I miss her terribly but part of me is glad she is resting up accordingly. No more, ‘Oh God, do you think we should go back out to him today? Does he have enough dark chocolate? Is there still a problem with his swallow? Are there enough clothes out there? I don’t want them to think we’re not making enough of an effort’. She had herself tortured to the point where she gave Catholic martyr wives a pitiful name. Sad too that she would never get to go on a Royal Caribbean Cruise ship that I had promised we’d do. Those ships are something else! Ascend three hundred feet above sea level in a North Star capsule! Fine dining extravaganza that holds more than two thousands merry-makers at a time! He hardly took her anywhere truth be told, not for a long time. Hadn’t the energy, or the self-governance.
Now that it’s just the two of us I feel I have an opportunity to understand him a bit more. I hope that if he sees that I know how he feels, how hurt he is, he might stop his games around the house and reach some sort of compromise. The dressing table was made for them when they first got married by a very talented carpenter, huge money, with the promise that no other identical piece existed in the whole of Glasnevin. The mirror carved in a classic baroque style. It’s good to concentrate on the positive aspects of where we were now, and to forget all the things that didn’t work in the past. He wanted to be a writer, for instance, but couldn’t quite stick at it, not like I am now. ‘There is a lot more to life than jumping at every silly ambition that lands on your mat,’ I told him. He thinks this is a sound observation and one that will ward off disappointment from expectations that are perhaps a bit too high. ‘That’s the problem these days, people want so bloody much,’ he says. Isn’t it so true! We are able to agree, which I feel is genuine progress. To think we were so petrified of him all those years ago when he was the one who was clearly so terrified of us. I get that now. Christ do I get it. That I would hide up here under the scratchy horse blankets during fights.
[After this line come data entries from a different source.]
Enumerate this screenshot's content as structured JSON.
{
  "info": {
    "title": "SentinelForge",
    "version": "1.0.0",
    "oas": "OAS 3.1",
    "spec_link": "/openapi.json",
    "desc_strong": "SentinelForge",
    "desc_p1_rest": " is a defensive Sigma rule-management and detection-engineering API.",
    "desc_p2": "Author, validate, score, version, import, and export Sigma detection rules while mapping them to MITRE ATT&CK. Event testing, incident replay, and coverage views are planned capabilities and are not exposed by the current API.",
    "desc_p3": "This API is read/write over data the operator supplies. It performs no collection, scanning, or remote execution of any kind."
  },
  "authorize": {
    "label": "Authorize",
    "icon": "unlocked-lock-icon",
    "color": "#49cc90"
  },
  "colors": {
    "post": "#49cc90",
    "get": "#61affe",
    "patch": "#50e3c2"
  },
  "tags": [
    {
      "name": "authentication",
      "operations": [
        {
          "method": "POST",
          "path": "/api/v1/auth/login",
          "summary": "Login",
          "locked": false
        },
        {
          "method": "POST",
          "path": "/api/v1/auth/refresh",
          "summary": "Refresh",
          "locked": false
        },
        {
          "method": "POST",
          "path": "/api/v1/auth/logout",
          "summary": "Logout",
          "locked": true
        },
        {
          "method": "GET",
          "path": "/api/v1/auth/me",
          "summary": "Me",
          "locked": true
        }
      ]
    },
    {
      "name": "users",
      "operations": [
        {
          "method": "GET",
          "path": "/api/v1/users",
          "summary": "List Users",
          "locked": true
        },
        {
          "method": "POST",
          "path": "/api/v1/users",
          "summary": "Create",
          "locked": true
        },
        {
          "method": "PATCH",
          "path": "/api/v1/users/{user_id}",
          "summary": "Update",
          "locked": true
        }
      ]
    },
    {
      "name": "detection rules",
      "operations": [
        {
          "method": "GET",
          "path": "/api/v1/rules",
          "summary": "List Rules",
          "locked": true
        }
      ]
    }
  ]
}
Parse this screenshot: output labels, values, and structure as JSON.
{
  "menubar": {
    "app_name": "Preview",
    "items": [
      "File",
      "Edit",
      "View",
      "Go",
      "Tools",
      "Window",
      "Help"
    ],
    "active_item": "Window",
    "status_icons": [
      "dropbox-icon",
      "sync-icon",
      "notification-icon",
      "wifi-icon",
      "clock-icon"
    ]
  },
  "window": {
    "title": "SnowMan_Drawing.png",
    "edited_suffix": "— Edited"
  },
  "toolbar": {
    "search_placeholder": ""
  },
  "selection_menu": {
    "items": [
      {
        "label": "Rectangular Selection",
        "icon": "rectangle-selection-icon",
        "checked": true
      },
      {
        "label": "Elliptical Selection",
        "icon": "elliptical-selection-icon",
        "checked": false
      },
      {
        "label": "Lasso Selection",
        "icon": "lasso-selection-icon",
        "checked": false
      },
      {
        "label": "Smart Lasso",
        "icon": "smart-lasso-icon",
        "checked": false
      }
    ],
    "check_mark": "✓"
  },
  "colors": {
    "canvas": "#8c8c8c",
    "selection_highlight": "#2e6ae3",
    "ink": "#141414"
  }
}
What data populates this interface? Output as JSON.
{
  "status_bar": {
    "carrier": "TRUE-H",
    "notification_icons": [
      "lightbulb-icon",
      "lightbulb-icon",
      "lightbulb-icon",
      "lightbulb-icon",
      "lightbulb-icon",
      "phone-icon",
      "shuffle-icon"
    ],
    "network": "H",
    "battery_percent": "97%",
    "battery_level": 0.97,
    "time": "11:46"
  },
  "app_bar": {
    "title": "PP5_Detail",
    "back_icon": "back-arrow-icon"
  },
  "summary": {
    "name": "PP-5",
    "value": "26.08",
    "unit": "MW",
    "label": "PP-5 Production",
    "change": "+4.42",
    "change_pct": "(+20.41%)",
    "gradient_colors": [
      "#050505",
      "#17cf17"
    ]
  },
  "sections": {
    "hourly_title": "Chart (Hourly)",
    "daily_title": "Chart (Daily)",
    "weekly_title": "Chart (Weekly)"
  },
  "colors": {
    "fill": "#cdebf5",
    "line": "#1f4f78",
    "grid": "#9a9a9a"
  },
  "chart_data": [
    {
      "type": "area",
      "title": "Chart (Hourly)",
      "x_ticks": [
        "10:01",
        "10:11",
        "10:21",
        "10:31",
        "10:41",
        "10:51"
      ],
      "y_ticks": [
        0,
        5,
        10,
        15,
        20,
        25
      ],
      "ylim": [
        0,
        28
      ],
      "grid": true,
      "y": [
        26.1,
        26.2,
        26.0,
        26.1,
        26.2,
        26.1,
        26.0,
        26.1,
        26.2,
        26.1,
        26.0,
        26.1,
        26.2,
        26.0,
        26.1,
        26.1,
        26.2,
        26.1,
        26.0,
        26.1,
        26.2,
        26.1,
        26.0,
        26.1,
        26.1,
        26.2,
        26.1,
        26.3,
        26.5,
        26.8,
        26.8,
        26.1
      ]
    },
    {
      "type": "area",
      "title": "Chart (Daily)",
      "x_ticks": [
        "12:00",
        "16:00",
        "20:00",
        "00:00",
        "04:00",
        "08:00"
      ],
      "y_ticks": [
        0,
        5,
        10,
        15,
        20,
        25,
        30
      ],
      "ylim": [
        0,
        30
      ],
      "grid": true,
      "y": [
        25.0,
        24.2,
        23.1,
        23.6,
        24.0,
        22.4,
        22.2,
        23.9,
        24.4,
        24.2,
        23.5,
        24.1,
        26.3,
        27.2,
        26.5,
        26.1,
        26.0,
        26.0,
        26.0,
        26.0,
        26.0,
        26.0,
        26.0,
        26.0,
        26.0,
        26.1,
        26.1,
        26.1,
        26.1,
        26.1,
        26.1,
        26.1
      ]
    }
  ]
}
Fingers so deep in my ears they’d be sticky and sore when my sister would eventually burst into the room to reef them out again. ‘He’s gone off to bed,’ she’d say. ‘The coast is clear for now and mum has yummy shortbread in the oven.’